I have taken into account everything the Minister of State has said in that we need the railway order and business case. These were all included to finish by 2027. The report we are getting is that MetroLink will go on until 2034. We have no clarity on that. The Minister of State has avoided the whole issue of telling us - I appreciate she is acting on behalf of the Minister - if there will be a delay. It is very clear from what she is saying and it appears to me that this is going to be delayed. That is totally unacceptable. I do not know how many meetings and consultations I have attended on this issue and I am now very sick over the whole thing.

I thank the Minister of State for her response. This project has been a long time in the making and it is very clear we are now at the very last hurdle.

Transport Infrastructure Ireland is almost ready to go to planning. My understanding is it will be in quarter 1 of next year. The planning process will take approximately 12 months and then the procurement process will take between six and 12 months. Something new was introduced in April of this year, in that the projected timeline for the construction of the process moved from six years to six to eight years. That is the expertise in TII speaking, as opposed to any political ambitions. I accept that if TII says it will take six to eight years, it will take six to eight years, but I will not rest until the Cabinet has approved this process, as was committed to and as all of us went to the doors in our constituencies, on behalf of the people.

The report in the paper said 2034. The response the Minister of State read out did not contradict that. For the people who are listening this evening and waiting to have this project delivered, all they have is the report in the paper that it was discussed at the Cabinet, the Tánaiste saying he did not know; he was not listening. I do not know what happened. The date is still 2034 and nothing the Minister of State has said contradicts that. All of the houses that are being built, dependent on this transport, and all the people who are living there and waiting on this can hear is 2034. The date in the paper has not been contradicted. I know the Minister of State is here on behalf of the Minister. I appreciate it is not her Department and I thank her for being here, but the response she has given will not satisfy the people we are representing.

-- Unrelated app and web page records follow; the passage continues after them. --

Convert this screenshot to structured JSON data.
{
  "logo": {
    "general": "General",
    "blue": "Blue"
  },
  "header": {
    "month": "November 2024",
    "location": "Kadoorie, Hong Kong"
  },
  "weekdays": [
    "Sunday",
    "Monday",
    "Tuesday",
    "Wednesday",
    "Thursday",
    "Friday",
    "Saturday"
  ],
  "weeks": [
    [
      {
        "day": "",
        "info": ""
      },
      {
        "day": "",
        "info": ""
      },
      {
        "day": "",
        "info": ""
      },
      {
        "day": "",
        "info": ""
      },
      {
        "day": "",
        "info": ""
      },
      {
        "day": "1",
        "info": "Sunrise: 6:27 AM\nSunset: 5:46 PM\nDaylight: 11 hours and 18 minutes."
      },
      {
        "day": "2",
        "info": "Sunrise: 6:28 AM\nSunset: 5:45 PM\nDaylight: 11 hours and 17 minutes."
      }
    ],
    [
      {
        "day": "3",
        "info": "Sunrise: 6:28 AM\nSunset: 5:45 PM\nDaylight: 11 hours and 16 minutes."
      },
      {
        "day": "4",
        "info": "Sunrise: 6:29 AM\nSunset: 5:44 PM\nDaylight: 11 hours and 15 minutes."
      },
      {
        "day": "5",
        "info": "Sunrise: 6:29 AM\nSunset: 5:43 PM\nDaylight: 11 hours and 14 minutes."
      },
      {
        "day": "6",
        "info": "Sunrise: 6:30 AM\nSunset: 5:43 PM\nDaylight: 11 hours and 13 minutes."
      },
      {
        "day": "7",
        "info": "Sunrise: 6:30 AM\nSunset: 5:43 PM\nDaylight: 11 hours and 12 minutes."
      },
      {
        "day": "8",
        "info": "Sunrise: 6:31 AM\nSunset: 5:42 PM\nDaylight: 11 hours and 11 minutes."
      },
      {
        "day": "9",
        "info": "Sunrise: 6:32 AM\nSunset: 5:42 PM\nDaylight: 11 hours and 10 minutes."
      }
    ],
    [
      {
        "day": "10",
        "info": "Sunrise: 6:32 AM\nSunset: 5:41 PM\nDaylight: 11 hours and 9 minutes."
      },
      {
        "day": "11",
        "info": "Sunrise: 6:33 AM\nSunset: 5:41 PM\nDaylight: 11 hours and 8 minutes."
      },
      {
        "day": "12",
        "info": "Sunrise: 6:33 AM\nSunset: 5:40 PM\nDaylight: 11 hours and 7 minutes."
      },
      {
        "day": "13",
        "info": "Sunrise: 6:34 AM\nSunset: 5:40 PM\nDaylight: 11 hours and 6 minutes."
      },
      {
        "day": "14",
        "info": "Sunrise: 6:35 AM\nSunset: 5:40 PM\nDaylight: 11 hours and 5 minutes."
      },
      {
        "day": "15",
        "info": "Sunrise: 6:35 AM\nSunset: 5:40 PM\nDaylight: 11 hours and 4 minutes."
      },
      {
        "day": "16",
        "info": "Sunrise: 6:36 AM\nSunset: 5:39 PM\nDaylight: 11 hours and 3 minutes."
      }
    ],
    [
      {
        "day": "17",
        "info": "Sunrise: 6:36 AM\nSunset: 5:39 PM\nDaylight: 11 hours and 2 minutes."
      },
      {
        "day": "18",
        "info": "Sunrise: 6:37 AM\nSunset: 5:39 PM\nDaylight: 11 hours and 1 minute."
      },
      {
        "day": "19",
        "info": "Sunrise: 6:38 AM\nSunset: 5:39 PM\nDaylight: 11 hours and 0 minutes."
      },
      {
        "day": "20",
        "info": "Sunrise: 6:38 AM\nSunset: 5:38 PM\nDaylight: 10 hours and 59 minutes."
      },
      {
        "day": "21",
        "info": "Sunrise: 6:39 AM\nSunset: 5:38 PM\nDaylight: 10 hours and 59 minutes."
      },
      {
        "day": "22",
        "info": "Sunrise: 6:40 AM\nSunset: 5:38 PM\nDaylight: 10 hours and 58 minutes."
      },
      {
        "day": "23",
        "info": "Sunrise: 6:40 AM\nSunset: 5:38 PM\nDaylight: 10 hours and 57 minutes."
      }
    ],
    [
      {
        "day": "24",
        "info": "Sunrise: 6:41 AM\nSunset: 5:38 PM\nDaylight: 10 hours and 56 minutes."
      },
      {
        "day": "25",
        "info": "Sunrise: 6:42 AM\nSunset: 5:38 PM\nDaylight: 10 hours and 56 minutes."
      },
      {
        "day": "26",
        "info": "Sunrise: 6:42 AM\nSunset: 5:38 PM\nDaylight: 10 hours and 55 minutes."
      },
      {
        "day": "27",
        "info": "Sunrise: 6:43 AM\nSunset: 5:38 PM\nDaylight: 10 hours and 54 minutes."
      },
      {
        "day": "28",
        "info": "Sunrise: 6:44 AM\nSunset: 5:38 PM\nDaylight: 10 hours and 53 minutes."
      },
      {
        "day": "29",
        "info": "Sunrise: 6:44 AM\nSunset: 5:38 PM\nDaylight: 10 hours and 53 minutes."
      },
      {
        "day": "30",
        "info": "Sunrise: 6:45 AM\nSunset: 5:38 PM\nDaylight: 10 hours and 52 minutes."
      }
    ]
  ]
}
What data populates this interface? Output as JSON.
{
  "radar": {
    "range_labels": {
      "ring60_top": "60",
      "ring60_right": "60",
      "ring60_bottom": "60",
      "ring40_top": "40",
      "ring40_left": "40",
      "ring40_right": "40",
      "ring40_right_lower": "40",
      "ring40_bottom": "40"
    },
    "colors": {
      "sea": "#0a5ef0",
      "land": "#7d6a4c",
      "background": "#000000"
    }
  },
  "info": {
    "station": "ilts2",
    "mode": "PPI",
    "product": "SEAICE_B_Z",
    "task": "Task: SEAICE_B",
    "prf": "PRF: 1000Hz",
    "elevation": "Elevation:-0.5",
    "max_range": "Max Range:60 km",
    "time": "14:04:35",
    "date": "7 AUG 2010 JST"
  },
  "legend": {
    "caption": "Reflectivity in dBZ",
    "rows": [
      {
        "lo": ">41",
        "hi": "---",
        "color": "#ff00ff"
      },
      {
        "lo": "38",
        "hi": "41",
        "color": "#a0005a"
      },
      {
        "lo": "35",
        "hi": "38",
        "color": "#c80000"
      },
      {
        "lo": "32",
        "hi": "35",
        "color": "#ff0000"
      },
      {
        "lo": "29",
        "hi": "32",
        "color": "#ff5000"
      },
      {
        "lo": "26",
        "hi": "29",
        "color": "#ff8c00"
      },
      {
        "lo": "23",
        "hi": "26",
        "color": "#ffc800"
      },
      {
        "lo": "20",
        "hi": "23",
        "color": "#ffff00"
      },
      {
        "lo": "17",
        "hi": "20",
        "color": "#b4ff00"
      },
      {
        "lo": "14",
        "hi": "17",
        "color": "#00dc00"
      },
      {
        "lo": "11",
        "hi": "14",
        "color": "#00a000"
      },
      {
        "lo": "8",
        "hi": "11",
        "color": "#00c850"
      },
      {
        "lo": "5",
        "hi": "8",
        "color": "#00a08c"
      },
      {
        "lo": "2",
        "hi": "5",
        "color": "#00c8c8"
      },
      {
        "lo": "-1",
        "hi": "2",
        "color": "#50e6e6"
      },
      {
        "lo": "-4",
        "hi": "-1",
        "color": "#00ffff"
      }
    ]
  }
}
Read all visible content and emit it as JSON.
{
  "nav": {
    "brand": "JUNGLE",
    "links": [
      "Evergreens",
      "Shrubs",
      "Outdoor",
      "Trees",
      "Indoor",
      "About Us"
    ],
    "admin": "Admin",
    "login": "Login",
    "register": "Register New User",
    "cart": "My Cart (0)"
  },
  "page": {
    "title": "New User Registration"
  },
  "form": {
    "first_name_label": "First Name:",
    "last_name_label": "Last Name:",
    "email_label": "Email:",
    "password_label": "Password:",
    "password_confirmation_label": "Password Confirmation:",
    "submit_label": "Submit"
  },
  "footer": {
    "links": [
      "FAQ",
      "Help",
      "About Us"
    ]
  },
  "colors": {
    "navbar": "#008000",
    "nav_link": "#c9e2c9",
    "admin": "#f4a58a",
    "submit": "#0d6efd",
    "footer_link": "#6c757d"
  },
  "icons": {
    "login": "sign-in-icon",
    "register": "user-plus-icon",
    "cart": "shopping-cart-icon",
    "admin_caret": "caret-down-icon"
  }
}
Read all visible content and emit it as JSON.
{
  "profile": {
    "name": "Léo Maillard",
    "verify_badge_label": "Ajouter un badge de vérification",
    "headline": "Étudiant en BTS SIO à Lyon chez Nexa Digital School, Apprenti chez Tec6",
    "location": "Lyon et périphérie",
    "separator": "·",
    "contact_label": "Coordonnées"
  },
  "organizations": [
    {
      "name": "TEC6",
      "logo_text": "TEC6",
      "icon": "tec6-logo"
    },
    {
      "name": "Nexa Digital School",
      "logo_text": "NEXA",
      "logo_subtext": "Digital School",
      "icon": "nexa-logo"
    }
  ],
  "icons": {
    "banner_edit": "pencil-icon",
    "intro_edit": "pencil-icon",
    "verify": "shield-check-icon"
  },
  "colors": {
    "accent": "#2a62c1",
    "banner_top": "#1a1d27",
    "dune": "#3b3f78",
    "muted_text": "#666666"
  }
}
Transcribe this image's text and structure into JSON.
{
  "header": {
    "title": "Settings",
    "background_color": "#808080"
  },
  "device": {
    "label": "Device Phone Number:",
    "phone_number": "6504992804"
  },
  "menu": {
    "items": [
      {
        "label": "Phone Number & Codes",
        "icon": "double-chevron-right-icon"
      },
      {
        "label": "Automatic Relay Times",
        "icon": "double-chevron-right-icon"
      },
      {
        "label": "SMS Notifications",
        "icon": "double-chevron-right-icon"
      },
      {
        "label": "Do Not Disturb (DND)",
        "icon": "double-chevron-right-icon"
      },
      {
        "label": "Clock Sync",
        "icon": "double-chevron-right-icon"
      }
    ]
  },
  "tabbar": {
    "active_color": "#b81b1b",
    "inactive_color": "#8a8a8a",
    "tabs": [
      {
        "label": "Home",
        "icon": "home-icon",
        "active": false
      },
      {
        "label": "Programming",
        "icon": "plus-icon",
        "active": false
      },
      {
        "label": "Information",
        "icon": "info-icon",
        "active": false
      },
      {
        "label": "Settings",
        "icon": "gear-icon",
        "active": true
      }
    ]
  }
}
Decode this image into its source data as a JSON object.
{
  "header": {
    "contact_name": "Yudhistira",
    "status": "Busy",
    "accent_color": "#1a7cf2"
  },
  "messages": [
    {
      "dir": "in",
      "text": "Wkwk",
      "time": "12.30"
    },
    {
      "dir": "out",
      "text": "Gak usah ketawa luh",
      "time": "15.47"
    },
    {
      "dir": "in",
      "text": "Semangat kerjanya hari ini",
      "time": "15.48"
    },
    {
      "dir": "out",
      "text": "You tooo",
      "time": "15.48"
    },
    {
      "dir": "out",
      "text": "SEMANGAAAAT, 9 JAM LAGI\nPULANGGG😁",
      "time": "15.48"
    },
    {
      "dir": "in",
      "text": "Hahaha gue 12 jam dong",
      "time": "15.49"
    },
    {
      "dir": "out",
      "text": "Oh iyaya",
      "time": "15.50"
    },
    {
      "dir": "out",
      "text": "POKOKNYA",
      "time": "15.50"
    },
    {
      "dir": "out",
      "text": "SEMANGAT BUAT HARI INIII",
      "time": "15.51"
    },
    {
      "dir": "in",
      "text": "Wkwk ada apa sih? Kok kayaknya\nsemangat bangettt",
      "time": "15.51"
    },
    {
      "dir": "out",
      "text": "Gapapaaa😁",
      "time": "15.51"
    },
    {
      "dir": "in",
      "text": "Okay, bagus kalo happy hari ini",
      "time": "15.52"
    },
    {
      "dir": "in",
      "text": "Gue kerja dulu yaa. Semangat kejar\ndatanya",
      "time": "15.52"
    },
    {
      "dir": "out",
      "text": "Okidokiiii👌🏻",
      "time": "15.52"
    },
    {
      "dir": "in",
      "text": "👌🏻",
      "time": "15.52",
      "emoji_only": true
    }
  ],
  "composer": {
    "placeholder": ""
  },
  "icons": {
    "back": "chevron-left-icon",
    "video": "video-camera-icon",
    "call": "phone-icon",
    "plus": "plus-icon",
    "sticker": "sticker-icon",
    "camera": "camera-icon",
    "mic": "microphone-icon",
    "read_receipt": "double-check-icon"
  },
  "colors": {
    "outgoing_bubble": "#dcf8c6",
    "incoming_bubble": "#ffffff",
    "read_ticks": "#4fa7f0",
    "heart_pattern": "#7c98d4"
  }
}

They must have anticipated that is where Deputy O'Reilly would leave off, given the opening line of my conclusion. As I said earlier, there has been no Government decision to defer the project. With regard to MetroLink, there remains an extensive body of work in finalising the preliminary design, completing the required environmental impact assessment report and closing out project property referencing issues before the railway order application will be ready for submission to An Bord Pleanála. Aspects of this work were impacted by Covid-19 restrictions early in the year and it is likely to be quarter 1 of 2022 before the rail order application will be ready, with submission to An Bord Pleanála expected shortly thereafter. The submission to An Bord Pleanála will be a very significant step, but it is only after the project receives planning permission that we will be best placed to talk of construction start dates.

With regard to the DART+ West railway order application, issues are being raised as part of the current round of public consultation, which will require further consideration by Iarnród Éireann before it will be ready to finalise its railway order application. These project-level issues on the finalisation of the railway order application are, in many ways, separate to the Department review of the preliminary business cases. However, there is a link in the sense that Government approval for both projects will be required in order to allow them to move into the statutory planning system.

On the basis of the current timelines, it would appear likely the Government will consider the matter well in advance of the railway order application being ready for submission. I thank all the Deputies for raising it; the opportunity to address the House on this matter and for the ongoing interest in support of MetroLink and DART+.

The Dáil adjourned at 10.24 p.m. until 9 a.m. on Wednesday, 22 September 2021.